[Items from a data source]
****************

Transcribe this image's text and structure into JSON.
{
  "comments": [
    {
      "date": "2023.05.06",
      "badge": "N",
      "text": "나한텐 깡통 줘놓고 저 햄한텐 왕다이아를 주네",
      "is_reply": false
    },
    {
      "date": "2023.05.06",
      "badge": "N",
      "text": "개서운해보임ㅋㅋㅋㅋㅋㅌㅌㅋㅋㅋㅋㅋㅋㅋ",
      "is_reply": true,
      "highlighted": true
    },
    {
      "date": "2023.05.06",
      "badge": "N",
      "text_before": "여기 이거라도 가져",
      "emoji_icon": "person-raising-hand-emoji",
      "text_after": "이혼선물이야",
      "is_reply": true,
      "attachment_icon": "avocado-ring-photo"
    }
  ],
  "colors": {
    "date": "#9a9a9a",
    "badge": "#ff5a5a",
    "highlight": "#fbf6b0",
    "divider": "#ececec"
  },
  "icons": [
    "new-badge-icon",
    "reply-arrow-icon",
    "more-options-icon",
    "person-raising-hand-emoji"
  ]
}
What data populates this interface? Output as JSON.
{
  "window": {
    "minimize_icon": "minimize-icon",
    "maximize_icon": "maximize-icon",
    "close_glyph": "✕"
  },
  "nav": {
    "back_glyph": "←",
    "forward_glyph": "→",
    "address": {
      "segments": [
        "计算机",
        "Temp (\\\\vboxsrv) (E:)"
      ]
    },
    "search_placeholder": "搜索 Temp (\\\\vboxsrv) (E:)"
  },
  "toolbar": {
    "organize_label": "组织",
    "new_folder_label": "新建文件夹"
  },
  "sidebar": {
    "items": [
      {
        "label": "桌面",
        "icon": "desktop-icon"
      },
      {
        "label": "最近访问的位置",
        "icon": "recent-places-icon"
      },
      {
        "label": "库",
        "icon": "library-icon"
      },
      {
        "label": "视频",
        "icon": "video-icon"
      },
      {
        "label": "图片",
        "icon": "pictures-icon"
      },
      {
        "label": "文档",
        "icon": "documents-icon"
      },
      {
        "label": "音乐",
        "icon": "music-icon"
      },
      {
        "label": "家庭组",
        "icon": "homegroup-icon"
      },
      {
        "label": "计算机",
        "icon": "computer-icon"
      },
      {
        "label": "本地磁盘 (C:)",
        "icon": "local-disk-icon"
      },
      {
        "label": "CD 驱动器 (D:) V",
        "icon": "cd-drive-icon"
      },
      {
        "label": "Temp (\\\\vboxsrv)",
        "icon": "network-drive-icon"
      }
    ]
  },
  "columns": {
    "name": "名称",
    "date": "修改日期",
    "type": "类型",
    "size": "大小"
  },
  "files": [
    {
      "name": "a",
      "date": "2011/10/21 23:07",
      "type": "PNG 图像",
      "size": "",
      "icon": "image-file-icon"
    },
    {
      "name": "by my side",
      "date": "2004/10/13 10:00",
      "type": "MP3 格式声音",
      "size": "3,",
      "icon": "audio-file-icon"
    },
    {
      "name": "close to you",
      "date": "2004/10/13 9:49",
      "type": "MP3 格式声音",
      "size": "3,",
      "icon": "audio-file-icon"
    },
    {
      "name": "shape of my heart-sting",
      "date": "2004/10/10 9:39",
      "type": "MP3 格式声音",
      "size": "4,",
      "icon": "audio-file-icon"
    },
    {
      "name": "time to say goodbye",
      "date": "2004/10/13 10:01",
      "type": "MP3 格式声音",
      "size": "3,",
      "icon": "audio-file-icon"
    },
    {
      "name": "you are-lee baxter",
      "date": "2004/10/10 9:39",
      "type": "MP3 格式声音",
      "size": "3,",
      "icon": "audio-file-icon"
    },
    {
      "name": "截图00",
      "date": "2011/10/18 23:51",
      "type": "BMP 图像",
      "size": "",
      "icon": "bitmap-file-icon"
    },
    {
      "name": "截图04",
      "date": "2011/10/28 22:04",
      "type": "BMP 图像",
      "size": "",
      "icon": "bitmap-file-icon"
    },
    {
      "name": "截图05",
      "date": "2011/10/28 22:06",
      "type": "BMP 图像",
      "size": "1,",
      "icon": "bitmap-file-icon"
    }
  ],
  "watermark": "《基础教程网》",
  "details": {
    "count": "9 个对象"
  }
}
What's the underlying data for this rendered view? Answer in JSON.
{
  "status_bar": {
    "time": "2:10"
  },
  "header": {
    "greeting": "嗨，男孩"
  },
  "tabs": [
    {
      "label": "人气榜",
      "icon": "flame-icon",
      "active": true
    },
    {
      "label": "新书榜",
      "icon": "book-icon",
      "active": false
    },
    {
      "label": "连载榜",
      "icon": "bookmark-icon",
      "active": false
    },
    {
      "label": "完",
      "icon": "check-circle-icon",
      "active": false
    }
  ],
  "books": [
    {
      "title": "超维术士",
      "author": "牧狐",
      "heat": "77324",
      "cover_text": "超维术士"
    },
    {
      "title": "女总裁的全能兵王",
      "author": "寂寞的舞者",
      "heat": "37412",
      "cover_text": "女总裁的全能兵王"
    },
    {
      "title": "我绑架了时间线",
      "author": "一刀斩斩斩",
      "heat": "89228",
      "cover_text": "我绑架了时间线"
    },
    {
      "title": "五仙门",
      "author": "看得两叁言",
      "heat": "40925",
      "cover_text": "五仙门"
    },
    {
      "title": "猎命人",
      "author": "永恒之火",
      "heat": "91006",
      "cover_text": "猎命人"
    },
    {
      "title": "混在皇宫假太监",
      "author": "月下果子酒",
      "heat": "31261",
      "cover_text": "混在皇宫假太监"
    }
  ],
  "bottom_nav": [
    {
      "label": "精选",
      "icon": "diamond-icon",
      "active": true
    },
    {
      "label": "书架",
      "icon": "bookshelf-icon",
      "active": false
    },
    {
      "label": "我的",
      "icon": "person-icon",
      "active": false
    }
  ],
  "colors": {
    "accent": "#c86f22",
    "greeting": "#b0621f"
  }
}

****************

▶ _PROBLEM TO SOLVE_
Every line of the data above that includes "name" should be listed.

▶ _COMPLETED TASK_
    "name": "名称",
      "name": "a",
      "name": "by my side",
      "name": "close to you",
      "name": "shape of my heart-sting",
      "name": "time to say goodbye",
      "name": "you are-lee baxter",
      "name": "截图00",
      "name": "截图04",
      "name": "截图05",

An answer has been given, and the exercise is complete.